The triennial Assembly of ICAO in 2013 failed to agree a global MBM for international aviation. Subsequently, under pressure from other countries, Europe has severely constrained its legislation for Emission Trading Scheme in aviation to only flights within European Economic Community.
The topic of MBM for international shipping was not discussed at the IMO at its environment sessions in 2014 at all, and neither during its previous session in 2013, when the topic had been postponed to “a future” session.

For the Lima Conference, 2014, updates from the IMO and ICAO work have been provided by their Secretariats. As usual, it is expected the representative of certain countries would express their, often opposing, understanding of the progress so far and potential way forward .... Details and links would be provided when they become available.

Unclear outlook

The outlook for the global MBM for international aviation and maritime transport continues to be unclear, even though both industries clearly prefer a global approach rather than a patchwork of regional legislations.
At the ICAO, the next Assembly in 2016 is to decide on a scheme capable of being implemented from 2020 (but what the decision would be, and whether the scheme would be effective, if decided, no one knows). At the IMO, it is not clear when the topic may progress any further, even though workable MBM proposals have already been tabled and assessed, including how to reconcile various positions and address disproportionate impacts on certain countries.
In these circumstances, it seems increasingly unlikely that the emissions from international transport would be effectively addressed under the new UNFCCC climate change regime to be agreed in 2015.
Unless political leadership is shown by the key countries, the fastest growing sources of greenhouse gases will not be addressed once again, and at the same time the opportunity to generate fair contributions to climate finance through these two large international sectors would be lost.

Positive implications of action

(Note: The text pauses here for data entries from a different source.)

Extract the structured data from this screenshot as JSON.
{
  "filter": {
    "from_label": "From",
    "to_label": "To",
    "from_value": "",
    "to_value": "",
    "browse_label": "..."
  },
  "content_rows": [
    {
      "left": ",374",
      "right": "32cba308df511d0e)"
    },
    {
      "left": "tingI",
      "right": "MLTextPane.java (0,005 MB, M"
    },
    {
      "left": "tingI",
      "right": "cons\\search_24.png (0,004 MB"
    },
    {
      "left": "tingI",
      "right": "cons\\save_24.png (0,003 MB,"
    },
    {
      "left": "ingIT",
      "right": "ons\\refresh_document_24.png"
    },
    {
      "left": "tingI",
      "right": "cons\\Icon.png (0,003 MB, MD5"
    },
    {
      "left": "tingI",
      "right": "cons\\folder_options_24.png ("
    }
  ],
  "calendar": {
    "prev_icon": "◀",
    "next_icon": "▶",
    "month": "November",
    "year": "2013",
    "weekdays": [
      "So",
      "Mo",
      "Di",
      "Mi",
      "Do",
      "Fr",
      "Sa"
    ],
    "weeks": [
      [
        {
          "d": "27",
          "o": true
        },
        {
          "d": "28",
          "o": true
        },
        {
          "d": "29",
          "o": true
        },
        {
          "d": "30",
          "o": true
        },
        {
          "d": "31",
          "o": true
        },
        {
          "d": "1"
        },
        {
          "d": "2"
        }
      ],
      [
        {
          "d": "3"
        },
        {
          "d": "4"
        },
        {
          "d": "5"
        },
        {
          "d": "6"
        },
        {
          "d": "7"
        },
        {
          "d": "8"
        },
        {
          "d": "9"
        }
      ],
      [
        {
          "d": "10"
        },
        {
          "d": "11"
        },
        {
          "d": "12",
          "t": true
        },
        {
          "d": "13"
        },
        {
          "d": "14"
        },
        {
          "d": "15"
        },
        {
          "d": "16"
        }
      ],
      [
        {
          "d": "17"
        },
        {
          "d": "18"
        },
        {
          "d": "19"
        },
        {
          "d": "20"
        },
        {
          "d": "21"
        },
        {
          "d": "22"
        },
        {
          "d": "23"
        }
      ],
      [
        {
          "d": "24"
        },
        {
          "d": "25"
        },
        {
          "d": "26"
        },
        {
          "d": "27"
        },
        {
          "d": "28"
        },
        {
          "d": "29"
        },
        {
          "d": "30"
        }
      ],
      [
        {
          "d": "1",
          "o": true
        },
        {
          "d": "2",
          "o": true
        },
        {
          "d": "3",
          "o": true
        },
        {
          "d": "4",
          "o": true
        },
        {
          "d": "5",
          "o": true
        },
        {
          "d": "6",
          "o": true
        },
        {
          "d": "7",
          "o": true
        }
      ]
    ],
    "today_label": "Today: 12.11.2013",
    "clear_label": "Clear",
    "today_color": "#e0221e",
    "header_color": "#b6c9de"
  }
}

One argument against carbon pricing is that it mat have "negative potential trade implications" (as expressed in the statement by Cuba on behalf of a number of developing countries, see the UNFCCC webcast). However a global scheme that generate finance would have positive implications on the efficiency of international transport, and thus trade (providing some revenue is spent in the sector; obviously it would reduce the sector's emissions and address climate change in general).
Furthermore, such a scheme could effectively address the special circumstances of developing countries, without distorting competition, and without passing the financing burden from Annex I to developing countries, and thus it would make global scheme politically viable in the first place (for instance, such result could be be achieved through the rebate mechanism").

Regarding the need for finance in the sectors, one example is that both ICAO and IMO have already requested financing from the GEF for their respective global programmes. However, what they can receive is rather small, especially when compared with what could be raised from their global MBMs. This example also shows how absurd the current arrangement is becoming - the sectors with tax-exempt fuel are asking for money rather than pay for the damage they cause and for their own improvement programmes ... (especially true in aviation where it is the better off, i.e. richer, part of society that fly internationally and which would be effectively sponsored by everyone given the GEF's funding sources).